Strain, per square inch, in pounds.

CAST IRON.

WROUGHT IRON.

Extension, under tension.

Contraction, under compression.

Extension, under tension or contraction, under compression.

1000

0,08308

0,09155

0,0444

2000

0,17150

0,18404

0,0889

3000

0,26528

0,27747

0,1333

4000

0,36442

0,37185

0,1778

5000

0,46890

0,46715

0,2222

6000

0,57874

0,56341

0,2667

7000

0,69392

0,66061

0,3111

8000

0,81446

0,75875

0,3556

9000

0,94036

0,85782

0,4000

10000

1,07160

0,95784

0,4444

11000

1,20820

1,05880

0,4889

12000

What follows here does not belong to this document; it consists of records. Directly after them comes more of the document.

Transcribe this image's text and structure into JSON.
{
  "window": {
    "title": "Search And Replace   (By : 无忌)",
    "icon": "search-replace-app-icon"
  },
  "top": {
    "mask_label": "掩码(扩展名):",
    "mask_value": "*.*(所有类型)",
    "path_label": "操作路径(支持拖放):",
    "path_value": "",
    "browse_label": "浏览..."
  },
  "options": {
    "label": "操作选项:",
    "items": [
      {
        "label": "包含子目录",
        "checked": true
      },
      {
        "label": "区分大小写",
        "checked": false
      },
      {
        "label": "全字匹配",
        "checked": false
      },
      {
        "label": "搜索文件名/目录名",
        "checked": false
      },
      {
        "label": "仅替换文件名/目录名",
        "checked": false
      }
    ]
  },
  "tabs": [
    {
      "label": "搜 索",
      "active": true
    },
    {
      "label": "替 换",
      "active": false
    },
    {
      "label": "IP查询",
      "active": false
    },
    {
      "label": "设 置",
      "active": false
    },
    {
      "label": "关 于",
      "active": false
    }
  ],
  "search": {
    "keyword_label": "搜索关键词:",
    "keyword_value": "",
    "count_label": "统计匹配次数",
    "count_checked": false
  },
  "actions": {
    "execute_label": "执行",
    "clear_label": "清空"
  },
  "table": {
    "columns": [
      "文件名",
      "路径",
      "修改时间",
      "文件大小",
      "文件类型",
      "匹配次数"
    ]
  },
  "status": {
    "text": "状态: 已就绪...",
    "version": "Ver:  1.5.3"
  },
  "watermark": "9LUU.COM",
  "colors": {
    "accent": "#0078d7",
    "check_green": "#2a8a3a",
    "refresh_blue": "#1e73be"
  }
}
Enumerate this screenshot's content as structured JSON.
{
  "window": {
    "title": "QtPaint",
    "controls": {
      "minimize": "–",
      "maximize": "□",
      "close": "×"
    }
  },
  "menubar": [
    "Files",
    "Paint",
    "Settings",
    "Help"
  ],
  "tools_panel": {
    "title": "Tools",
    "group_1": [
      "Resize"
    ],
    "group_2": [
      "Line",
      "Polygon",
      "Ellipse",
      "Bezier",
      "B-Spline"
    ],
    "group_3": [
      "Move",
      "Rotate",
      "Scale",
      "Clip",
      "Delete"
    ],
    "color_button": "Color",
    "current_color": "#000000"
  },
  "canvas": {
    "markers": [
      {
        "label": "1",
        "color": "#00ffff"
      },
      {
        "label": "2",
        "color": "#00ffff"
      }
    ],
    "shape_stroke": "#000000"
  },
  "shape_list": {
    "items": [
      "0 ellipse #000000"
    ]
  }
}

1,35014

1,16070

0,5333

13000

1,49744

1,26354

0,5778

14000

1,65010

1,36733

0,6222

15000

1,80810

1,47205

0,6667

16000

.....

1,57871

0,7111

17000

.....

1,68432

0,7556

18000

.....

1,79186

0,8000

19000

.....

1,90035

0,84444

20000

...

2,00978

0,8889

21000

.....

2,11994

0,9333

22000

.....

2,28145

0,9778

28000

.....

2,84870

1,0222

24000

.....

2,45690

1,0667

26000

.....

2,57102

1,1111

Up to the elastic limit it is supposed that the amount of stretch (or shortening) is exactly proportional to the amount of strain, and that the material will recover its exact original length. Reference is here made to Formula (88). Neither of the above suppositions are exactly true, though in wrought-iron and mild steels it is very nearly so. Cast-iron, however, is very variable in its extensions or contractions under strains ; and all three show more or less "fatigue" and permanent set, under variable, or oft-repeated (on-and-off), or prolonged strains.

Box treats this subject very fully.

He finds the extension of cast-iron, subjected to tensional strains, to be :

Extension of Cast-iron.

e = L/10000000.(8,04. w + 0,00026 76.w2)

Where e = the total amount of extension, in inches, of a piece of cast-iron, subjected to tensional strains.

Where L= the original length, in feet, of the piece of cast-iron.

Where w= the tensional strain, in pounds, per square inch, of cross-section of the cast-iron piece.

It will be readily seen, that the increase in extension is in a higher ratio than the increase in strain, which is due, as already said, to the very defective elasticity of cast-iron.

For compressive strains in cast-iron, Box's researches give the following Formula:

Contraction of Cast-iron.

c =L/10000000.(9,108.w + 0,000047044.W2)

(105)

Where c = the total amount of shortening, in inches, of a piece of cast-iron, subjected to compression strains.

Where L = the original length, in feet, of the piece of cast-iron. Where w=the compression strain, in pounds, per square inch, of cross-section of the cast-iron piece.

Of course, in either case the extension or contraction from changes of temperature will be independent of the above.

Table XXXI gives the length of piece required to stretch or contract exactly one inch under different strains.

By comparing these formulae it will be seen that cast-iron yields more readily, that is, shortens more in proportion under very small compressive strains, than it extends under small tensional strains. But as the strains become greater the amount of shortening and